Please give back each line below unchanged; none of the pictures should appear.
⁂
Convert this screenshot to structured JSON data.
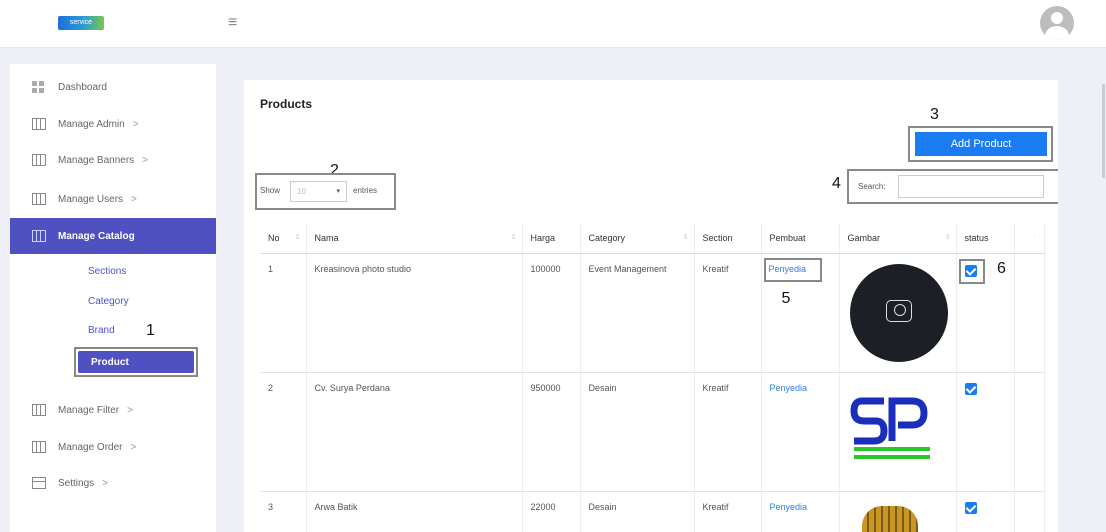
{
  "app": {
    "logo_text": "service",
    "menu_toggle_icon": "hamburger-icon",
    "avatar_icon": "user-avatar-icon"
  },
  "sidebar": {
    "items": [
      {
        "label": "Dashboard",
        "icon": "grid-icon",
        "chevron": ""
      },
      {
        "label": "Manage Admin",
        "icon": "table-icon",
        "chevron": ">"
      },
      {
        "label": "Manage Banners",
        "icon": "table-icon",
        "chevron": ">"
      },
      {
        "label": "Manage Users",
        "icon": "table-icon",
        "chevron": ">"
      },
      {
        "label": "Manage Catalog",
        "icon": "table-icon",
        "chevron": ""
      },
      {
        "label": "Manage Filter",
        "icon": "table-icon",
        "chevron": ">"
      },
      {
        "label": "Manage Order",
        "icon": "table-icon",
        "chevron": ">"
      },
      {
        "label": "Settings",
        "icon": "calendar-icon",
        "chevron": ">"
      }
    ],
    "catalog_sub": [
      "Sections",
      "Category",
      "Brand",
      "Product"
    ]
  },
  "annotations": [
    "1",
    "2",
    "3",
    "4",
    "5",
    "6"
  ],
  "main": {
    "title": "Products",
    "add_button": "Add Product",
    "show_label": "Show",
    "entries_value": "10",
    "entries_label": "entries",
    "search_label": "Search:",
    "search_value": ""
  },
  "table": {
    "headers": [
      "No",
      "Nama",
      "Harga",
      "Category",
      "Section",
      "Pembuat",
      "Gambar",
      "status",
      ""
    ],
    "rows": [
      {
        "no": "1",
        "nama": "Kreasinova photo studio",
        "harga": "100000",
        "category": "Event Management",
        "section": "Kreatif",
        "pembuat": "Penyedia",
        "image": "camera-logo-image",
        "status": true
      },
      {
        "no": "2",
        "nama": "Cv. Surya Perdana",
        "harga": "950000",
        "category": "Desain",
        "section": "Kreatif",
        "pembuat": "Penyedia",
        "image": "sp-logo-image",
        "status": true
      },
      {
        "no": "3",
        "nama": "Arwa Batik",
        "harga": "22000",
        "category": "Desain",
        "section": "Kreatif",
        "pembuat": "Penyedia",
        "image": "batik-image",
        "status": true
      }
    ]
  },
  "colors": {
    "accent": "#4f51c0",
    "primary_button": "#1a7cf0",
    "link": "#2f7fe8"
  }
}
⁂
## SOLUTION FOR THIS TASK
Convert this screenshot to structured JSON data.
{
  "app": {
    "logo_text": "service",
    "menu_toggle_icon": "hamburger-icon",
    "avatar_icon": "user-avatar-icon"
  },
  "sidebar": {
    "items": [
      {
        "label": "Dashboard",
        "icon": "grid-icon",
        "chevron": ""
      },
      {
        "label": "Manage Admin",
        "icon": "table-icon",
        "chevron": ">"
      },
      {
        "label": "Manage Banners",
        "icon": "table-icon",
        "chevron": ">"
      },
      {
        "label": "Manage Users",
        "icon": "table-icon",
        "chevron": ">"
      },
      {
        "label": "Manage Catalog",
        "icon": "table-icon",
        "chevron": ""
      },
      {
        "label": "Manage Filter",
        "icon": "table-icon",
        "chevron": ">"
      },
      {
        "label": "Manage Order",
        "icon": "table-icon",
        "chevron": ">"
      },
      {
        "label": "Settings",
        "icon": "calendar-icon",
        "chevron": ">"
      }
    ],
    "catalog_sub": [
      "Sections",
      "Category",
      "Brand",
      "Product"
    ]
  },
  "annotations": [
    "1",
    "2",
    "3",
    "4",
    "5",
    "6"
  ],
  "main": {
    "title": "Products",
    "add_button": "Add Product",
    "show_label": "Show",
    "entries_value": "10",
    "entries_label": "entries",
    "search_label": "Search:",
    "search_value": ""
  },
  "table": {
    "headers": [
      "No",
      "Nama",
      "Harga",
      "Category",
      "Section",
      "Pembuat",
      "Gambar",
      "status",
      ""
    ],
    "rows": [
      {
        "no": "1",
        "nama": "Kreasinova photo studio",
        "harga": "100000",
        "category": "Event Management",
        "section": "Kreatif",
        "pembuat": "Penyedia",
        "image": "camera-logo-image",
        "status": true
      },
      {
        "no": "2",
        "nama": "Cv. Surya Perdana",
        "harga": "950000",
        "category": "Desain",
        "section": "Kreatif",
        "pembuat": "Penyedia",
        "image": "sp-logo-image",
        "status": true
      },
      {
        "no": "3",
        "nama": "Arwa Batik",
        "harga": "22000",
        "category": "Desain",
        "section": "Kreatif",
        "pembuat": "Penyedia",
        "image": "batik-image",
        "status": true
      }
    ]
  },
  "colors": {
    "accent": "#4f51c0",
    "primary_button": "#1a7cf0",
    "link": "#2f7fe8"
  }
}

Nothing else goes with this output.